At first I was elated. This dark cloud was finally off my chest. But it didn’t take me long to realize that absolutely none of my problems had been solved. She didn’t address the unsupportive nature of my culture and how I could deal with that, she didn’t mention the Haven Women’s Center or Title IX Coordinator or police who could help me with the fact that I had just been raped, and she didn’t even tell me that I should probably stop seeing my abusive boyfriend. At the time, none of these things even crossed my mind. Instead, I just thought, “Well my situation must be pretty normal then. There is no real answer. Maybe I’m just overreacting.” Suddenly, all the guilt and fear and anxiety vanished and was replaced with numbness. I felt absolutely nothing and no longer cared about what my boyfriend did to me. I thought that even if I tried to leave no one else would want me. “I guess I’ll just have to marry him,” was my solution. There seemed to be no other way out. For the next two years, I lived my life feeling empty, like a ghost.
Then during the week of Take Back the Night in 2016, I saw decorated boxes throughout the school with little stacks of index cards and pencils sitting neatly beside them. After a while, I finally realized what they were for. Anyone could write an anonymous note about an experience or feeling they had, and the notes would then be turned into an art piece. I hesitated, and then I sat down and wrote: I FEEL TRAPPED. I stared at the note for a moment and put it in the box.
Then, almost as though the message had somehow been transmitted throughout the student body, I met a group of Christians at school who quickly became some of my closest friends. They told me how valuable I was and how no real Christian would turn someone down just because they’ve already had sex. I had finally found a supportive community, one that would serve as a substitute for the shame-based culture I came from. I have left my abuser since then and am currently in my first healthy relationship, but I can’t imagine what would have happened to me had I not found this support group, which is why I’m writing this letter.
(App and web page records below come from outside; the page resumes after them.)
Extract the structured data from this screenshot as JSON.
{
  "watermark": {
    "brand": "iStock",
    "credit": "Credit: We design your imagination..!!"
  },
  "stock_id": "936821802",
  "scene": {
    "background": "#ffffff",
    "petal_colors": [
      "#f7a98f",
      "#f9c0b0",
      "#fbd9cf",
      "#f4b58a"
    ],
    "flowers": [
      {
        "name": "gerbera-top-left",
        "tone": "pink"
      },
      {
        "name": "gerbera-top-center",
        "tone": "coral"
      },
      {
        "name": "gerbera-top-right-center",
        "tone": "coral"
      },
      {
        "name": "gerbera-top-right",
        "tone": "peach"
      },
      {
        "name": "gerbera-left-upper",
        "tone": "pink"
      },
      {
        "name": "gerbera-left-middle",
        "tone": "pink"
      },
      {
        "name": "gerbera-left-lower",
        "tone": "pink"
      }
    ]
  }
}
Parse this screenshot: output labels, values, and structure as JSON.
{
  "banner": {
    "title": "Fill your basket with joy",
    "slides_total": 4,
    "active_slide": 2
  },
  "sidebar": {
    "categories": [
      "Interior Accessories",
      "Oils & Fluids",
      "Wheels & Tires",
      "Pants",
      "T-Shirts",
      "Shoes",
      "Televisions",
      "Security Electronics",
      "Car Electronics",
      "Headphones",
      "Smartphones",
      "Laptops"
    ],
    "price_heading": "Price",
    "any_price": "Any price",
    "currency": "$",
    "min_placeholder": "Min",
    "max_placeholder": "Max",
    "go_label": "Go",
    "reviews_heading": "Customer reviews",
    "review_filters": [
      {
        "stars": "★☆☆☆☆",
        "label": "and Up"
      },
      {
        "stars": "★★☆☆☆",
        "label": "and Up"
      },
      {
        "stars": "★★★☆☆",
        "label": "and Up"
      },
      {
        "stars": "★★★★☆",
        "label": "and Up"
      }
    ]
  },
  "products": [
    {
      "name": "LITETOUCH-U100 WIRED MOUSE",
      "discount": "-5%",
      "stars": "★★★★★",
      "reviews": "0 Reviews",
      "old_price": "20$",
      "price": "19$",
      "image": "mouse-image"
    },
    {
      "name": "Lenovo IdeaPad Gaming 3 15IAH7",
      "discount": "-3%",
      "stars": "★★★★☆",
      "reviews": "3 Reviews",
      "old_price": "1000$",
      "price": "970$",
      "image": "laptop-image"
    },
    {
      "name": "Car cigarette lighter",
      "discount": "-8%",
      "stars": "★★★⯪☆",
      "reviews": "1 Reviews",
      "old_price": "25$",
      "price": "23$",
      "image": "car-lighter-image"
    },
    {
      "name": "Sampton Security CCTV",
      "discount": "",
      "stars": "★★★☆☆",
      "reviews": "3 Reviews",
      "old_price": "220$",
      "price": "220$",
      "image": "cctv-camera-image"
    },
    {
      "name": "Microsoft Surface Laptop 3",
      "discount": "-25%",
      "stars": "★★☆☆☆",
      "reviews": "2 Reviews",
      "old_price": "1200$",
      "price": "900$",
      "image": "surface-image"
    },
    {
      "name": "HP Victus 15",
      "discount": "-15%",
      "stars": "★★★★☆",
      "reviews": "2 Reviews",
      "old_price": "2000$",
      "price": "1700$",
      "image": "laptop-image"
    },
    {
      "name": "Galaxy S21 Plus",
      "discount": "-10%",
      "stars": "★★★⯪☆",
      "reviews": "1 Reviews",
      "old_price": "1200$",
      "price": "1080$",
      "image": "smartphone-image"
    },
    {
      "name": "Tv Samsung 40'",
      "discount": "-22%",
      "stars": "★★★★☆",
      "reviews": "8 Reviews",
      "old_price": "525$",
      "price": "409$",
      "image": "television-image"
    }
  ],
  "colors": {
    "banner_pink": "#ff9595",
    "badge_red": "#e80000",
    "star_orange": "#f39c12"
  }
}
I know that the psychology center has probably vastly changed since 2014. The school has been putting a heavy emphasis on sexual violence awareness and prevention, and the world seems to be changing with the #MeToo movement. However, it’s still possible for therapists, advisors, family members, and friends to give out bad advice or none at all. If you’re in a situation in which you’ve been sexually harassed or abused in any way, it’s so easy to feel trapped, but just know that you aren’t. There are many resources to help you. Also, telling your story is the first step, but it’s not the only step. When I told my story, things didn’t suddenly get solved for me. Issues that are this complicated will take time to be unravelled, and there won’t always be clear-cut solutions. If you haven’t received the full help you need, I encourage you to keep searching. As for finding the right therapist, look for someone with a similar background as you so that they can best understand your situation and what you’re going through. No matter what, just know that you’re not trapped. It’s not your fault. And you’re not alone.